Determine how many lines in the entries below include the word "range", and reply with that number alone.

*** Opening of DATASET CONTENT ***

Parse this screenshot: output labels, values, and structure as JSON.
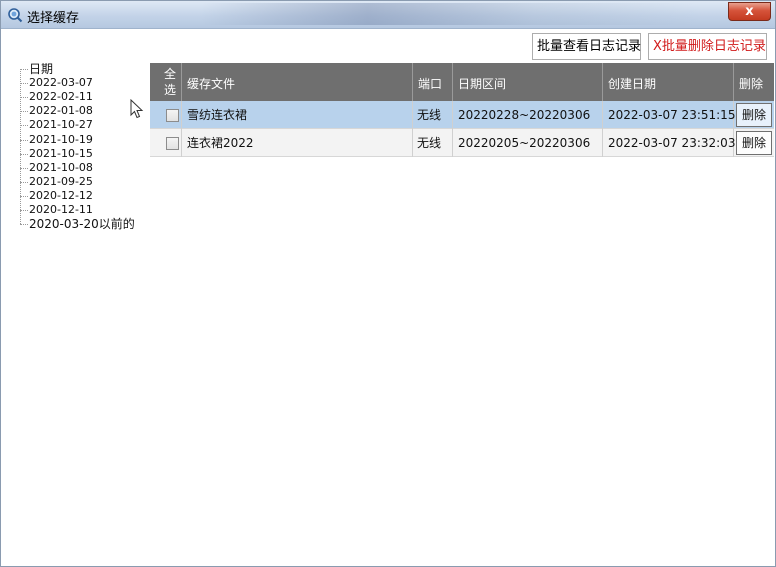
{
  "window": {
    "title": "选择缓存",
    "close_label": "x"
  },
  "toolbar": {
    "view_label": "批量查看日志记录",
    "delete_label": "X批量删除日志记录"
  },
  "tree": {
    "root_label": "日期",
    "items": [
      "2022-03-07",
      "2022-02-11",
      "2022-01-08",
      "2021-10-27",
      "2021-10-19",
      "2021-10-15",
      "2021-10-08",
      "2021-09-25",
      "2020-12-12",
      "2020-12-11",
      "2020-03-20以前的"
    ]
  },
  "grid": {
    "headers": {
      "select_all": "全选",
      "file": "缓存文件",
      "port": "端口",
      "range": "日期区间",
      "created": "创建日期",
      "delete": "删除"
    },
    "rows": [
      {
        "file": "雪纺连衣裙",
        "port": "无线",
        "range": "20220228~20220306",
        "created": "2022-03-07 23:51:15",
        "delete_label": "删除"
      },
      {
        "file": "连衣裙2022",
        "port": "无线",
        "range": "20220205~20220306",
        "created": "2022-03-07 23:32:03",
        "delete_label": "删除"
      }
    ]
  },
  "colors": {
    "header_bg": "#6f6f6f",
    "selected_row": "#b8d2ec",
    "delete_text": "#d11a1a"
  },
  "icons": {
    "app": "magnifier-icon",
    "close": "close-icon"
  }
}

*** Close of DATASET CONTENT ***

REPLY:
3